Task instructions:
Using the entries below, show all lines with the string "JoeBiden".

Data in this exercise:
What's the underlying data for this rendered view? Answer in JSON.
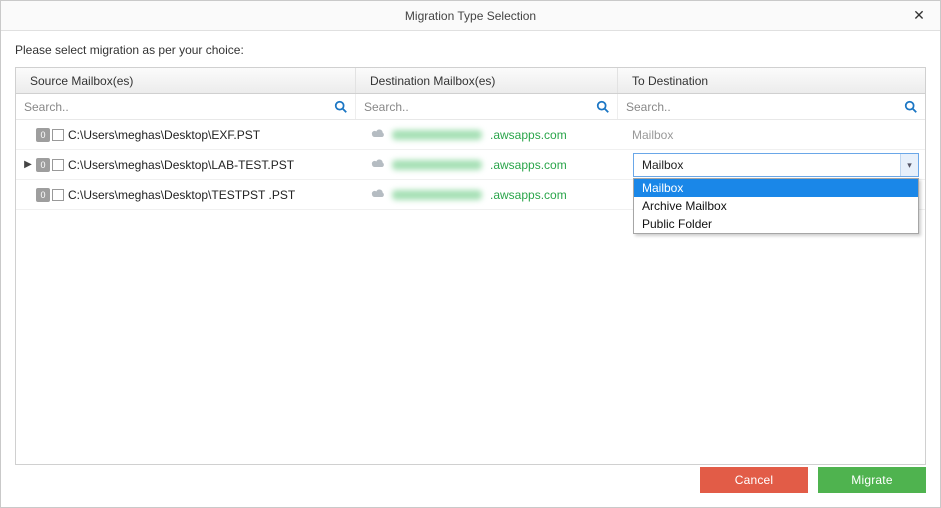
{
  "window": {
    "title": "Migration Type Selection",
    "close_glyph": "✕"
  },
  "instruction": "Please select migration as per your choice:",
  "columns": {
    "source": "Source Mailbox(es)",
    "destination": "Destination Mailbox(es)",
    "to_destination": "To Destination"
  },
  "search": {
    "placeholder": "Search.."
  },
  "rows": [
    {
      "badge": "0",
      "source_path": "C:\\Users\\meghas\\Desktop\\EXF.PST",
      "dest_domain": ".awsapps.com",
      "to_destination": "Mailbox",
      "active": false
    },
    {
      "badge": "0",
      "source_path": "C:\\Users\\meghas\\Desktop\\LAB-TEST.PST",
      "dest_domain": ".awsapps.com",
      "to_destination": "Mailbox",
      "active": true
    },
    {
      "badge": "0",
      "source_path": "C:\\Users\\meghas\\Desktop\\TESTPST .PST",
      "dest_domain": ".awsapps.com",
      "to_destination": "",
      "active": false
    }
  ],
  "combo": {
    "value": "Mailbox",
    "options": [
      "Mailbox",
      "Archive Mailbox",
      "Public Folder"
    ],
    "open": true,
    "selected_index": 0
  },
  "buttons": {
    "cancel": "Cancel",
    "migrate": "Migrate"
  }
}
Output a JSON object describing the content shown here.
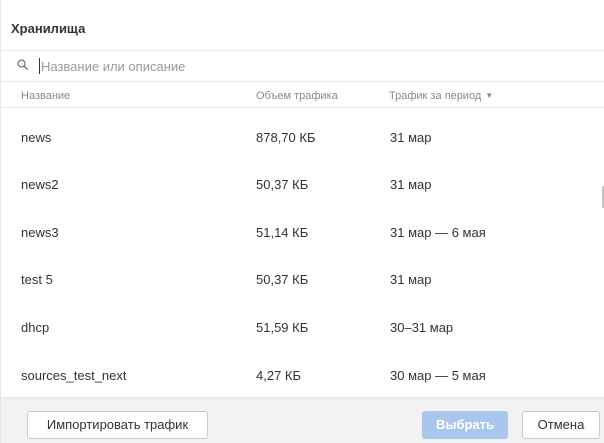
{
  "dialog": {
    "title": "Хранилища"
  },
  "search": {
    "placeholder": "Название или описание",
    "value": ""
  },
  "table": {
    "columns": [
      {
        "label": "Название"
      },
      {
        "label": "Объем трафика"
      },
      {
        "label": "Трафик за период",
        "sort_icon": "chevron-down-icon"
      }
    ],
    "rows": [
      {
        "name": "news",
        "volume": "878,70 КБ",
        "period": "31 мар"
      },
      {
        "name": "news2",
        "volume": "50,37 КБ",
        "period": "31 мар"
      },
      {
        "name": "news3",
        "volume": "51,14 КБ",
        "period": "31 мар — 6 мая"
      },
      {
        "name": "test 5",
        "volume": "50,37 КБ",
        "period": "31 мар"
      },
      {
        "name": "dhcp",
        "volume": "51,59 КБ",
        "period": "30–31 мар"
      },
      {
        "name": "sources_test_next",
        "volume": "4,27 КБ",
        "period": "30 мар — 5 мая"
      }
    ]
  },
  "footer": {
    "import_label": "Импортировать трафик",
    "select_label": "Выбрать",
    "cancel_label": "Отмена"
  },
  "colors": {
    "primary_disabled": "#a9c7ec",
    "footer_bg": "#f2f2f2",
    "text": "#333333",
    "muted_text": "#8a8a8a"
  }
}
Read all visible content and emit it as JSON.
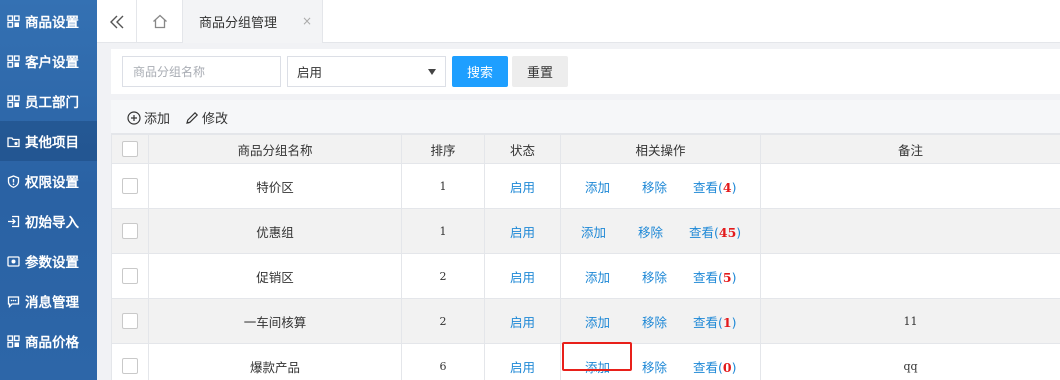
{
  "sidebar": {
    "items": [
      {
        "label": "商品设置",
        "icon": "grid-icon"
      },
      {
        "label": "客户设置",
        "icon": "grid-icon"
      },
      {
        "label": "员工部门",
        "icon": "grid-icon"
      },
      {
        "label": "其他项目",
        "icon": "folder-icon",
        "active": true
      },
      {
        "label": "权限设置",
        "icon": "shield-icon"
      },
      {
        "label": "初始导入",
        "icon": "import-icon"
      },
      {
        "label": "参数设置",
        "icon": "settings-icon"
      },
      {
        "label": "消息管理",
        "icon": "message-icon"
      },
      {
        "label": "商品价格",
        "icon": "grid-icon"
      }
    ]
  },
  "tabs": {
    "collapse_icon": "double-chevron-left-icon",
    "home_icon": "home-icon",
    "active_tab": "商品分组管理",
    "close_icon": "×"
  },
  "search": {
    "name_placeholder": "商品分组名称",
    "status_value": "启用",
    "search_label": "搜索",
    "reset_label": "重置"
  },
  "toolbar": {
    "add_label": "添加",
    "edit_label": "修改"
  },
  "table": {
    "headers": {
      "name": "商品分组名称",
      "sort": "排序",
      "status": "状态",
      "ops": "相关操作",
      "remark": "备注"
    },
    "rows": [
      {
        "name": "特价区",
        "sort": "1",
        "status": "启用",
        "add": "添加",
        "remove": "移除",
        "view": "查看(",
        "count": "4",
        "view_end": ")",
        "remark": ""
      },
      {
        "name": "优惠组",
        "sort": "1",
        "status": "启用",
        "add": "添加",
        "remove": "移除",
        "view": "查看(",
        "count": "45",
        "view_end": ")",
        "remark": ""
      },
      {
        "name": "促销区",
        "sort": "2",
        "status": "启用",
        "add": "添加",
        "remove": "移除",
        "view": "查看(",
        "count": "5",
        "view_end": ")",
        "remark": ""
      },
      {
        "name": "一车间核算",
        "sort": "2",
        "status": "启用",
        "add": "添加",
        "remove": "移除",
        "view": "查看(",
        "count": "1",
        "view_end": ")",
        "remark": "11"
      },
      {
        "name": "爆款产品",
        "sort": "6",
        "status": "启用",
        "add": "添加",
        "remove": "移除",
        "view": "查看(",
        "count": "0",
        "view_end": ")",
        "remark": "qq"
      }
    ]
  },
  "colors": {
    "sidebar_bg": "#2c66a8",
    "primary": "#1e9fff",
    "link": "#1e88d6",
    "count_red": "#e3191b",
    "highlight_border": "#e8201a"
  }
}
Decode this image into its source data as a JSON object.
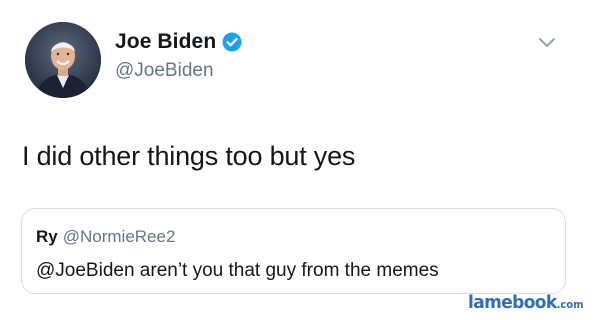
{
  "tweet": {
    "author": {
      "display_name": "Joe Biden",
      "handle": "@JoeBiden",
      "verified": true,
      "avatar_icon": "profile-photo"
    },
    "text": "I did other things too but yes",
    "menu_icon": "chevron-down-icon",
    "quoted_reply": {
      "name": "Ry",
      "handle": "@NormieRee2",
      "text": "@JoeBiden aren’t you that guy from the memes"
    }
  },
  "watermark": {
    "main": "lamebook",
    "tld": ".com"
  },
  "colors": {
    "verified_blue": "#1da1f2",
    "handle_gray": "#657786",
    "text_dark": "#14171a",
    "card_border": "#d9dee3",
    "watermark_blue": "#2f6db5"
  }
}
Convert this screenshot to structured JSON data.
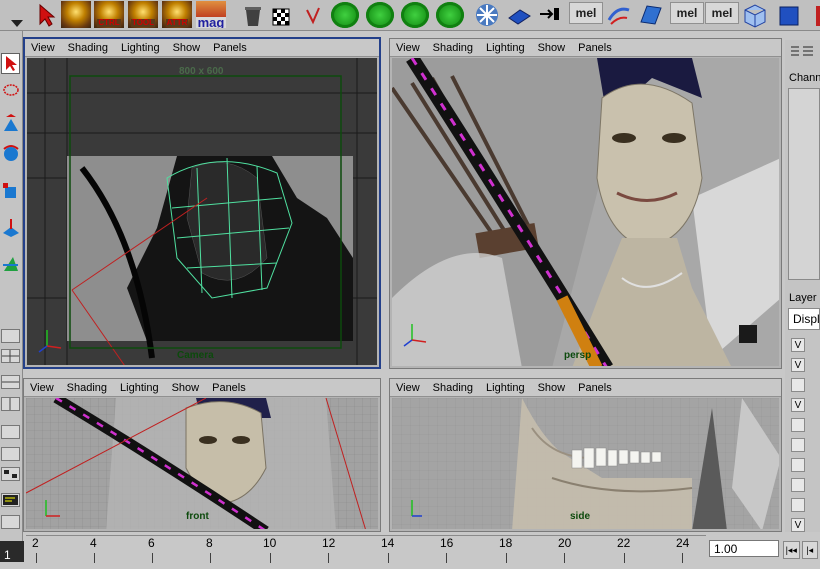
{
  "shelf": {
    "buttons": [
      {
        "label": "",
        "icon": "select-arrow-icon"
      },
      {
        "label": "",
        "icon": "orb-icon"
      },
      {
        "label": "CTRL",
        "icon": "ctrl-orb-icon"
      },
      {
        "label": "TOOL",
        "icon": "tool-orb-icon"
      },
      {
        "label": "ATTR",
        "icon": "attr-orb-icon"
      },
      {
        "label": "mag",
        "icon": "mag-icon"
      }
    ],
    "mel_labels": [
      "mel",
      "mel",
      "mel"
    ]
  },
  "viewport_menu": [
    "View",
    "Shading",
    "Lighting",
    "Show",
    "Panels"
  ],
  "viewports": {
    "camera": {
      "label": "Camera",
      "resolution": "800 x 600"
    },
    "persp": {
      "label": "persp"
    },
    "front": {
      "label": "front"
    },
    "side": {
      "label": "side"
    }
  },
  "right_panel": {
    "channels_header": "Chann",
    "layers_header": "Layer",
    "display_field": "Displ",
    "layer_flags": [
      "V",
      "V",
      "",
      "V",
      "",
      "",
      "",
      "",
      "",
      "V"
    ]
  },
  "timeline": {
    "ticks": [
      "2",
      "4",
      "6",
      "8",
      "10",
      "12",
      "14",
      "16",
      "18",
      "20",
      "22",
      "24"
    ],
    "current_frame": "1",
    "start_field": "1.00"
  },
  "colors": {
    "accent_active_border": "#24408a",
    "camera_gate": "#0c4a0c",
    "viewport_bg": "#b4b4b4"
  }
}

Output for this task:
      "handle": "@JoeBiden",
      "text": "@JoeBiden aren’t you that guy from the memes"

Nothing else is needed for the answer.